→ Task goal: Select all lines in the records that include "condition".

════════════════

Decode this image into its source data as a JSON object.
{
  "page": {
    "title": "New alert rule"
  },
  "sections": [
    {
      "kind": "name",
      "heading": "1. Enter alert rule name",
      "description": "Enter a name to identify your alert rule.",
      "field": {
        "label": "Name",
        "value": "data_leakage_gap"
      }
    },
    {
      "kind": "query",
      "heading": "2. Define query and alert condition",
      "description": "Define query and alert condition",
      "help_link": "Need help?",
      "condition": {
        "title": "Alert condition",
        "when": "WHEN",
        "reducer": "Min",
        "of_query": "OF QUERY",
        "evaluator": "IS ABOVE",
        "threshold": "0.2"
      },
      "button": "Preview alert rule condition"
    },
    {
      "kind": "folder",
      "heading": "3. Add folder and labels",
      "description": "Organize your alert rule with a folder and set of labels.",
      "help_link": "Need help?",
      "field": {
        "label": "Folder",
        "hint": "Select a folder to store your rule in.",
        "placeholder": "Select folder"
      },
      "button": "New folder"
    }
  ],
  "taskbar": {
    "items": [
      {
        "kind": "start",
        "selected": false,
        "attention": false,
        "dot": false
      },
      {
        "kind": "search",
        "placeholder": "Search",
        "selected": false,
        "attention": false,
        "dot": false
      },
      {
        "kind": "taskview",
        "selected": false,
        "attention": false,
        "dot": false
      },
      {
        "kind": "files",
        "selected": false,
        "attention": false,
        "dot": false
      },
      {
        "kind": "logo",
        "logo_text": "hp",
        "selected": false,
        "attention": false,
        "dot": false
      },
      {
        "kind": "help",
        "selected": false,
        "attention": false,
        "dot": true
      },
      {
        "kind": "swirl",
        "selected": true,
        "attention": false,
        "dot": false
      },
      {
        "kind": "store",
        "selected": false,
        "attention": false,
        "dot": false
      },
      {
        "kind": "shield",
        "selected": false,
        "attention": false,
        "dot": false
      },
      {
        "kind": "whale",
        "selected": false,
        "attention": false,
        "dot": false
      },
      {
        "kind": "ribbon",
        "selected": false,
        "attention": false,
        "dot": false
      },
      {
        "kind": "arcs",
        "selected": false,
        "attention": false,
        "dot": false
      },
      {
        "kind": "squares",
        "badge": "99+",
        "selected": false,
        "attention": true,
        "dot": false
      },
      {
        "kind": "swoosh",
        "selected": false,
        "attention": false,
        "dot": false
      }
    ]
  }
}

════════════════

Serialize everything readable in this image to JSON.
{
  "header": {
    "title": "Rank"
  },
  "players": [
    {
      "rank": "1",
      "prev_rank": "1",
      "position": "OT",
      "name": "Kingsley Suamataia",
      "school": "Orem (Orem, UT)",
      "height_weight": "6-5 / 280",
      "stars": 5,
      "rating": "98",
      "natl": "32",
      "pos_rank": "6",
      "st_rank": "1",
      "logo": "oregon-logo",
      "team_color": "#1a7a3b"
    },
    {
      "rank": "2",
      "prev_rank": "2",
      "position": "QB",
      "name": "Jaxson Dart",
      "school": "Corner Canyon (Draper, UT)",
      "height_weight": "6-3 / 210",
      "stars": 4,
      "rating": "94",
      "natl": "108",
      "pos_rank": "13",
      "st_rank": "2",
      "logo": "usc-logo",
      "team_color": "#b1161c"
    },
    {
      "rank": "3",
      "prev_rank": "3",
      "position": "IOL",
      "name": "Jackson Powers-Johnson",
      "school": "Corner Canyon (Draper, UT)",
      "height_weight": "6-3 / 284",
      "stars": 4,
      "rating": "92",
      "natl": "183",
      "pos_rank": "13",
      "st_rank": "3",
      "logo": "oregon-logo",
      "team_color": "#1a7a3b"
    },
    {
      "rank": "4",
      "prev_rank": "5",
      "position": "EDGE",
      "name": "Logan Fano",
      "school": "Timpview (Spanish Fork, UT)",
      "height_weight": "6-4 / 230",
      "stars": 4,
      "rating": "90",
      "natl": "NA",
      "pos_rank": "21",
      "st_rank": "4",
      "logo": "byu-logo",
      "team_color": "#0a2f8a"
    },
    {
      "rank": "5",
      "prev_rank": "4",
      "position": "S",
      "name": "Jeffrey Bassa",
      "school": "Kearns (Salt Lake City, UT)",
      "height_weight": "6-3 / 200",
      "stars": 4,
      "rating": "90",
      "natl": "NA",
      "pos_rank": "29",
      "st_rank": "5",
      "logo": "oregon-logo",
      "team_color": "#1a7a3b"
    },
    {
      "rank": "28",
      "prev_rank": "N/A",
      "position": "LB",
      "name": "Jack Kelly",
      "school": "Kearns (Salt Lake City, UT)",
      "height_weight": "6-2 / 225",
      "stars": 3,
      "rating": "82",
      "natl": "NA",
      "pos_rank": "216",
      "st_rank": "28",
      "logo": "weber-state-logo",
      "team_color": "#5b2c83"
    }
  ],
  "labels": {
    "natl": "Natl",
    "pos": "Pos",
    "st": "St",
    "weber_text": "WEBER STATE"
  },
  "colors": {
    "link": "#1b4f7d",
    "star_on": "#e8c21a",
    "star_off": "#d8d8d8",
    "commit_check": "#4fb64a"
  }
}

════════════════

→ Solution to this problem:
      "heading": "2. Define query and alert condition",
      "description": "Define query and alert condition",
      "condition": {
        "title": "Alert condition",
      "button": "Preview alert rule condition"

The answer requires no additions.